The commission's gender equality chief, Ms Vera Jourova, said last week that she had herself been a victim of sexual harassment in the past, but saw "stigmatisation" as preventing many women in Brussels from speaking up.
Ms Jourova was speaking to Brussels' Politico news service, which has set up a website that has garnered more than 30 allegations in a week, from both women and men, of offences including rape, linked to the European Parliament.
Also on Wednesday, former US President George H.W. Bush apologised through a spokesman for what an actress described as a sexual assault but which Mr Bush said was intended as a friendly pat and a joke to put her at ease during a picture-taking session.
Heather Lind, who starred in the AMC cable television network's historical drama Turn: Washington's Spies, accused Mr Bush of groping her as they posed for photos together with his wife and others during a promotional event for the show in 2014.
The allegation surfaced in an Instagram post from Lind featuring a photograph of Mr Bush, 93, shaking hands with former President Barack Obama during an appearance of all five living former presidents at Saturday's hurricane fund-raising benefit.
In the post, Lind, 34, said that seeing that photo reminded her of her own meeting with the 41st president three years earlier, when, according to her, "he sexually assaulted me while I was posing for a similar photo."

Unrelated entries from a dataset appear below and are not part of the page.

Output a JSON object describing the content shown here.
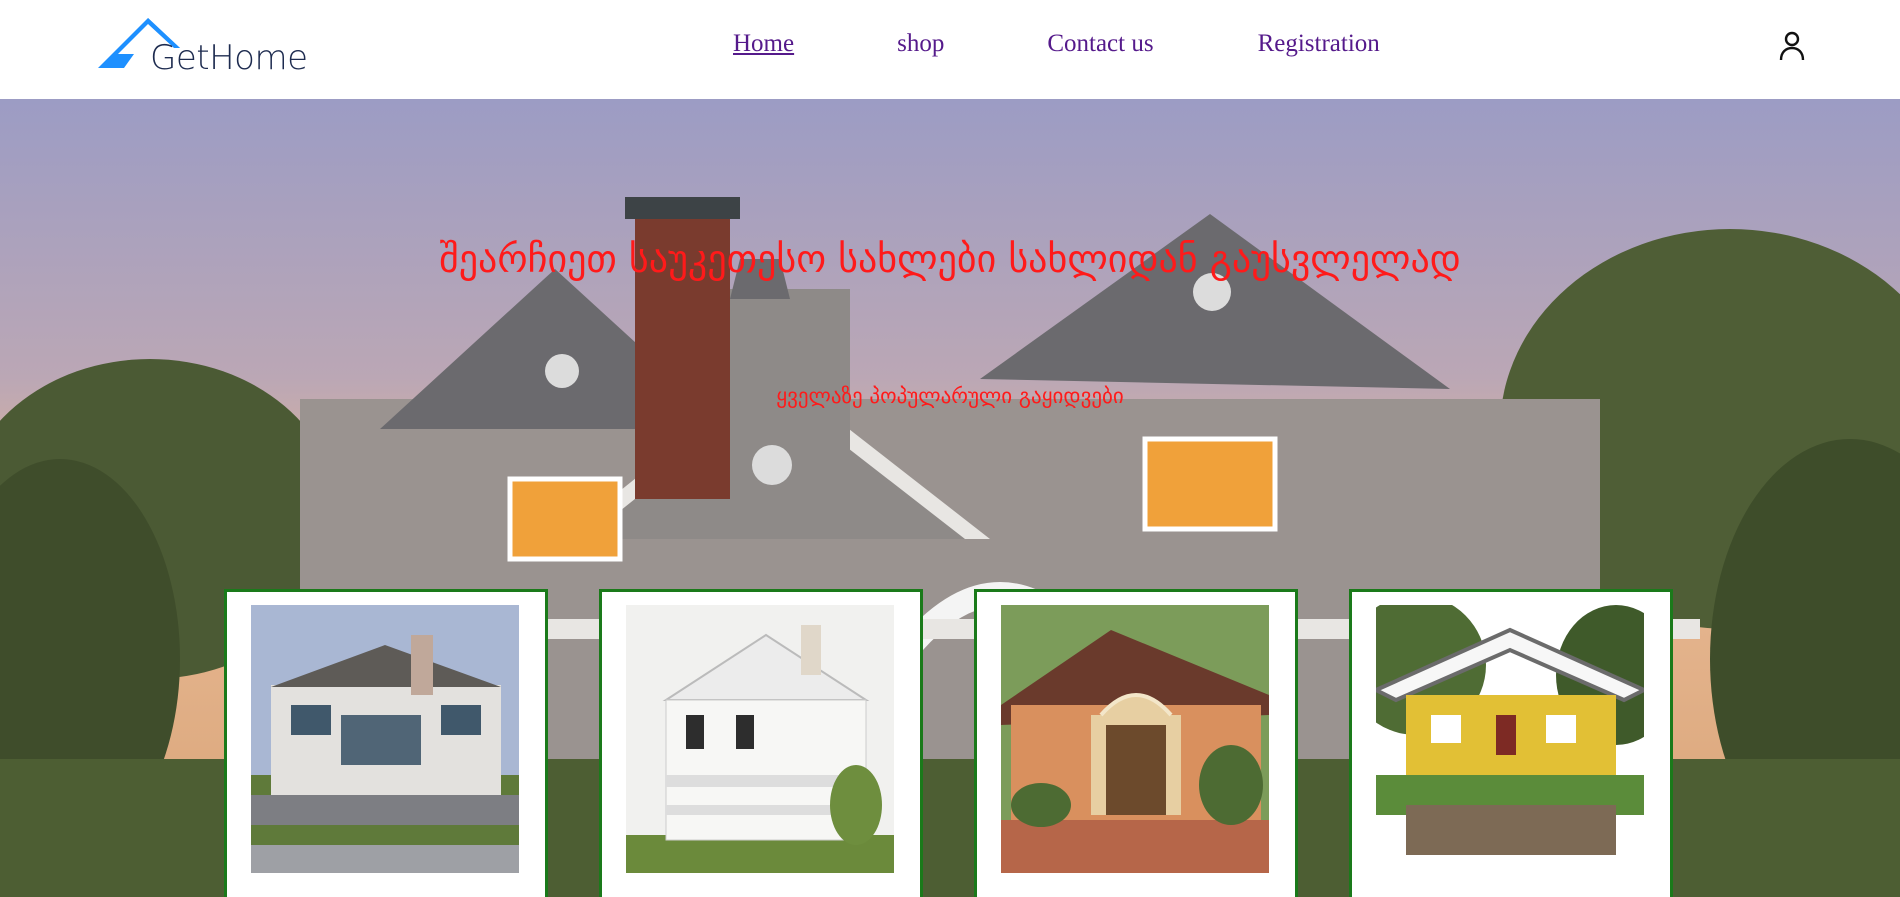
{
  "brand": {
    "name": "GetHome",
    "accent": "#1e90ff"
  },
  "nav": {
    "items": [
      {
        "label": "Home",
        "active": true
      },
      {
        "label": "shop",
        "active": false
      },
      {
        "label": "Contact us",
        "active": false
      },
      {
        "label": "Registration",
        "active": false
      }
    ],
    "link_color": "#551a8b"
  },
  "header": {
    "user_icon": "user-icon"
  },
  "hero": {
    "title": "შეარჩიეთ საუკეთესო სახლები სახლიდან გაუსვლელად",
    "subtitle": "ყველაზე პოპულარული გაყიდვები",
    "text_color": "#ff1a1a"
  },
  "cards": [
    {
      "image": "house-photo-1",
      "border_color": "#1a7a1a",
      "caption": ""
    },
    {
      "image": "house-photo-2",
      "border_color": "#1a7a1a",
      "caption": ""
    },
    {
      "image": "house-photo-3",
      "border_color": "#1a7a1a",
      "caption": ""
    },
    {
      "image": "house-photo-4",
      "border_color": "#1a7a1a",
      "caption": ""
    }
  ]
}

"He didn't shake my hand. He touched me from behind from his wheelchair with his wife Barbara Bush by his side," she wrote."He told me a dirty joke. And then, all the while being photographed, touched me again."
Lind said the former first lady "rolled her eyes as if to say, 'not again'."
The Instagram post, since deleted, carried the "MeToo"social media hashtag as well.